Although the film has many historical inaccuracies— such as Hypatia’s age (she was closer to 50 or 60 years old), her realization of a heliocentric universe, and the manner in which she died (she was actually beaten and flayed to death)— most of the criticism of the film comes from religious Christians who argue that Agora presents Christians in a bad light (Mark) and in an inaccurate way (Barron). Joshua J. Mark, however, argues in response that “to deny those actions of the early church in trying and trying to replace the faith of the past, seen as repellent in today’s climate, is as dangerous as trying to deny or gloss over the foolish things one did in one’s own youth” (Mark). The film then is critical of the times in which Hypatia lived, while also presenting a fictionalized version of her life, with the trappings of a blockbuster epic with fast-paced action and adventure.
Father Robert Barron, “The Dangerous Silliness of Agora.” Catholic New World (May 5, 2010). Accessed on March 17, 2018 from, https://www.catholiceducation.org/en/controversy/persecution/the-dangerous-silliness-of-the-new-movie-agora.html
Gibbon, Edward. “Chapter XXVIII: Destruction of Paganism.” History of The Decline And Fall Of The Roman Empire, vol. 3, 1782. Accessed on March 17, 2018 from, https://sourcebooks.fordham.edu/source/gibbon-decline28.asp
Greydanus, Steven D. “A History of Violence: Agora, Hypatia and Enlightenment Mythology | Decent Films - SDG Reviews.” Decent Films, decentfilms.com/articles/agora.

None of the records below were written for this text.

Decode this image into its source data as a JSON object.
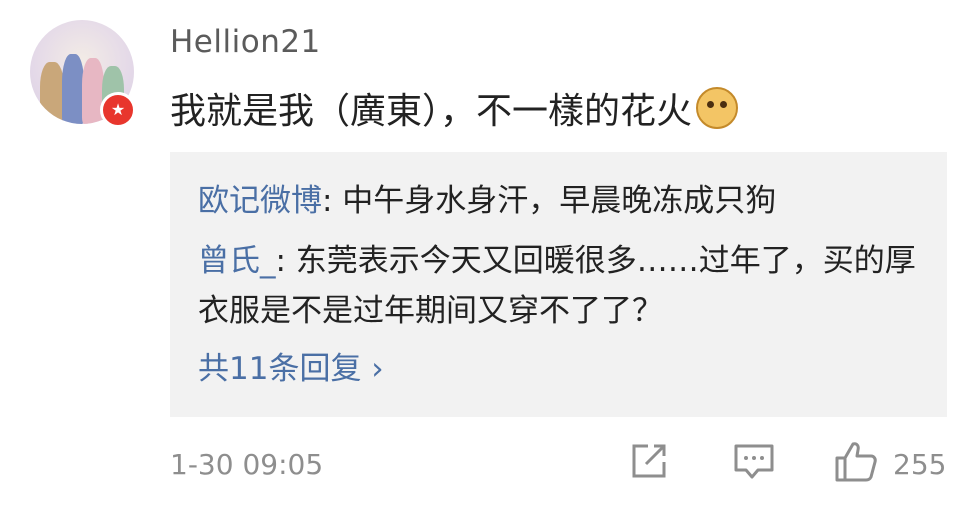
{
  "comment": {
    "username": "Hellion21",
    "text": "我就是我（廣東），不一樣的花火",
    "emoji": "doge-emoji",
    "timestamp": "1-30 09:05",
    "like_count": "255"
  },
  "replies": [
    {
      "name": "欧记微博",
      "text": ": 中午身水身汗，早晨晚冻成只狗"
    },
    {
      "name": "曾氏_",
      "text": ": 东莞表示今天又回暖很多……过年了，买的厚衣服是不是过年期间又穿不了了？"
    }
  ],
  "replies_more": "共11条回复 ›",
  "icons": {
    "share": "share-icon",
    "reply": "comment-icon",
    "like": "thumbs-up-icon",
    "badge": "verified-badge-icon"
  },
  "colors": {
    "link": "#4a6fa5",
    "badge": "#e8362d",
    "reply_bg": "#f2f2f2"
  }
}
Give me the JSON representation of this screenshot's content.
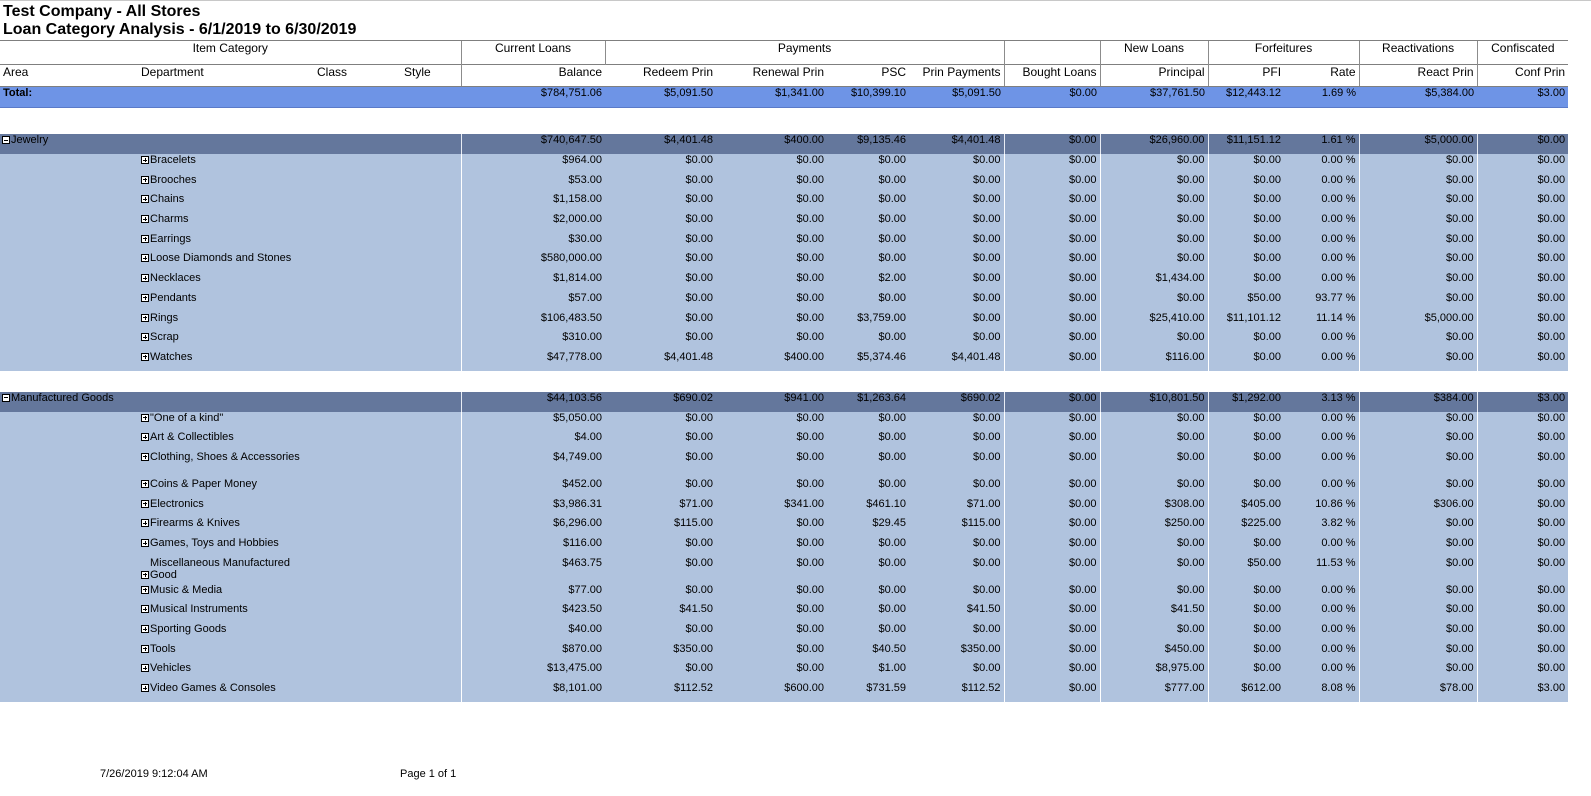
{
  "report": {
    "title": "Test Company - All Stores",
    "subtitle": "Loan Category Analysis - 6/1/2019 to 6/30/2019"
  },
  "group_headers": [
    "Item Category",
    "Current Loans",
    "Payments",
    "",
    "New Loans",
    "Forfeitures",
    "Reactivations",
    "Confiscated"
  ],
  "columns": {
    "area": "Area",
    "department": "Department",
    "class": "Class",
    "style": "Style",
    "balance": "Balance",
    "redeem": "Redeem Prin",
    "renewal": "Renewal Prin",
    "psc": "PSC",
    "prin_payments": "Prin Payments",
    "bought": "Bought Loans",
    "principal": "Principal",
    "pfi": "PFI",
    "rate": "Rate",
    "react": "React Prin",
    "conf": "Conf Prin"
  },
  "total": {
    "label": "Total:",
    "values": [
      "$784,751.06",
      "$5,091.50",
      "$1,341.00",
      "$10,399.10",
      "$5,091.50",
      "$0.00",
      "$37,761.50",
      "$12,443.12",
      "1.69 %",
      "$5,384.00",
      "$3.00"
    ]
  },
  "areas": [
    {
      "name": "Jewelry",
      "values": [
        "$740,647.50",
        "$4,401.48",
        "$400.00",
        "$9,135.46",
        "$4,401.48",
        "$0.00",
        "$26,960.00",
        "$11,151.12",
        "1.61 %",
        "$5,000.00",
        "$0.00"
      ],
      "rows": [
        {
          "name": "Bracelets",
          "values": [
            "$964.00",
            "$0.00",
            "$0.00",
            "$0.00",
            "$0.00",
            "$0.00",
            "$0.00",
            "$0.00",
            "0.00 %",
            "$0.00",
            "$0.00"
          ]
        },
        {
          "name": "Brooches",
          "values": [
            "$53.00",
            "$0.00",
            "$0.00",
            "$0.00",
            "$0.00",
            "$0.00",
            "$0.00",
            "$0.00",
            "0.00 %",
            "$0.00",
            "$0.00"
          ]
        },
        {
          "name": "Chains",
          "values": [
            "$1,158.00",
            "$0.00",
            "$0.00",
            "$0.00",
            "$0.00",
            "$0.00",
            "$0.00",
            "$0.00",
            "0.00 %",
            "$0.00",
            "$0.00"
          ]
        },
        {
          "name": "Charms",
          "values": [
            "$2,000.00",
            "$0.00",
            "$0.00",
            "$0.00",
            "$0.00",
            "$0.00",
            "$0.00",
            "$0.00",
            "0.00 %",
            "$0.00",
            "$0.00"
          ]
        },
        {
          "name": "Earrings",
          "values": [
            "$30.00",
            "$0.00",
            "$0.00",
            "$0.00",
            "$0.00",
            "$0.00",
            "$0.00",
            "$0.00",
            "0.00 %",
            "$0.00",
            "$0.00"
          ]
        },
        {
          "name": "Loose Diamonds and Stones",
          "values": [
            "$580,000.00",
            "$0.00",
            "$0.00",
            "$0.00",
            "$0.00",
            "$0.00",
            "$0.00",
            "$0.00",
            "0.00 %",
            "$0.00",
            "$0.00"
          ]
        },
        {
          "name": "Necklaces",
          "values": [
            "$1,814.00",
            "$0.00",
            "$0.00",
            "$2.00",
            "$0.00",
            "$0.00",
            "$1,434.00",
            "$0.00",
            "0.00 %",
            "$0.00",
            "$0.00"
          ]
        },
        {
          "name": "Pendants",
          "values": [
            "$57.00",
            "$0.00",
            "$0.00",
            "$0.00",
            "$0.00",
            "$0.00",
            "$0.00",
            "$50.00",
            "93.77 %",
            "$0.00",
            "$0.00"
          ]
        },
        {
          "name": "Rings",
          "values": [
            "$106,483.50",
            "$0.00",
            "$0.00",
            "$3,759.00",
            "$0.00",
            "$0.00",
            "$25,410.00",
            "$11,101.12",
            "11.14 %",
            "$5,000.00",
            "$0.00"
          ]
        },
        {
          "name": "Scrap",
          "values": [
            "$310.00",
            "$0.00",
            "$0.00",
            "$0.00",
            "$0.00",
            "$0.00",
            "$0.00",
            "$0.00",
            "0.00 %",
            "$0.00",
            "$0.00"
          ]
        },
        {
          "name": "Watches",
          "values": [
            "$47,778.00",
            "$4,401.48",
            "$400.00",
            "$5,374.46",
            "$4,401.48",
            "$0.00",
            "$116.00",
            "$0.00",
            "0.00 %",
            "$0.00",
            "$0.00"
          ]
        }
      ]
    },
    {
      "name": "Manufactured Goods",
      "values": [
        "$44,103.56",
        "$690.02",
        "$941.00",
        "$1,263.64",
        "$690.02",
        "$0.00",
        "$10,801.50",
        "$1,292.00",
        "3.13 %",
        "$384.00",
        "$3.00"
      ],
      "rows": [
        {
          "name": "\"One of a kind\"",
          "values": [
            "$5,050.00",
            "$0.00",
            "$0.00",
            "$0.00",
            "$0.00",
            "$0.00",
            "$0.00",
            "$0.00",
            "0.00 %",
            "$0.00",
            "$0.00"
          ]
        },
        {
          "name": "Art & Collectibles",
          "values": [
            "$4.00",
            "$0.00",
            "$0.00",
            "$0.00",
            "$0.00",
            "$0.00",
            "$0.00",
            "$0.00",
            "0.00 %",
            "$0.00",
            "$0.00"
          ]
        },
        {
          "name": "Clothing, Shoes & Accessories",
          "values": [
            "$4,749.00",
            "$0.00",
            "$0.00",
            "$0.00",
            "$0.00",
            "$0.00",
            "$0.00",
            "$0.00",
            "0.00 %",
            "$0.00",
            "$0.00"
          ]
        },
        {
          "name": "Coins & Paper Money",
          "values": [
            "$452.00",
            "$0.00",
            "$0.00",
            "$0.00",
            "$0.00",
            "$0.00",
            "$0.00",
            "$0.00",
            "0.00 %",
            "$0.00",
            "$0.00"
          ]
        },
        {
          "name": "Electronics",
          "values": [
            "$3,986.31",
            "$71.00",
            "$341.00",
            "$461.10",
            "$71.00",
            "$0.00",
            "$308.00",
            "$405.00",
            "10.86 %",
            "$306.00",
            "$0.00"
          ]
        },
        {
          "name": "Firearms & Knives",
          "values": [
            "$6,296.00",
            "$115.00",
            "$0.00",
            "$29.45",
            "$115.00",
            "$0.00",
            "$250.00",
            "$225.00",
            "3.82 %",
            "$0.00",
            "$0.00"
          ]
        },
        {
          "name": "Games, Toys and Hobbies",
          "values": [
            "$116.00",
            "$0.00",
            "$0.00",
            "$0.00",
            "$0.00",
            "$0.00",
            "$0.00",
            "$0.00",
            "0.00 %",
            "$0.00",
            "$0.00"
          ]
        },
        {
          "name": "Miscellaneous Manufactured Good",
          "values": [
            "$463.75",
            "$0.00",
            "$0.00",
            "$0.00",
            "$0.00",
            "$0.00",
            "$0.00",
            "$50.00",
            "11.53 %",
            "$0.00",
            "$0.00"
          ]
        },
        {
          "name": "Music & Media",
          "values": [
            "$77.00",
            "$0.00",
            "$0.00",
            "$0.00",
            "$0.00",
            "$0.00",
            "$0.00",
            "$0.00",
            "0.00 %",
            "$0.00",
            "$0.00"
          ]
        },
        {
          "name": "Musical Instruments",
          "values": [
            "$423.50",
            "$41.50",
            "$0.00",
            "$0.00",
            "$41.50",
            "$0.00",
            "$41.50",
            "$0.00",
            "0.00 %",
            "$0.00",
            "$0.00"
          ]
        },
        {
          "name": "Sporting Goods",
          "values": [
            "$40.00",
            "$0.00",
            "$0.00",
            "$0.00",
            "$0.00",
            "$0.00",
            "$0.00",
            "$0.00",
            "0.00 %",
            "$0.00",
            "$0.00"
          ]
        },
        {
          "name": "Tools",
          "values": [
            "$870.00",
            "$350.00",
            "$0.00",
            "$40.50",
            "$350.00",
            "$0.00",
            "$450.00",
            "$0.00",
            "0.00 %",
            "$0.00",
            "$0.00"
          ]
        },
        {
          "name": "Vehicles",
          "values": [
            "$13,475.00",
            "$0.00",
            "$0.00",
            "$1.00",
            "$0.00",
            "$0.00",
            "$8,975.00",
            "$0.00",
            "0.00 %",
            "$0.00",
            "$0.00"
          ]
        },
        {
          "name": "Video Games & Consoles",
          "values": [
            "$8,101.00",
            "$112.52",
            "$600.00",
            "$731.59",
            "$112.52",
            "$0.00",
            "$777.00",
            "$612.00",
            "8.08 %",
            "$78.00",
            "$3.00"
          ]
        }
      ]
    }
  ],
  "footer": {
    "printed": "7/26/2019 9:12:04 AM",
    "page": "Page 1 of 1"
  }
}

Joshua J. Mark, “Historical Accuracy in the Film Agora,” Ancient History Encyclopedia, 17 February 2014, https://www.ancient.eu/article/656/
Late Antiquity (c. 150-500)
c. 391-415 AD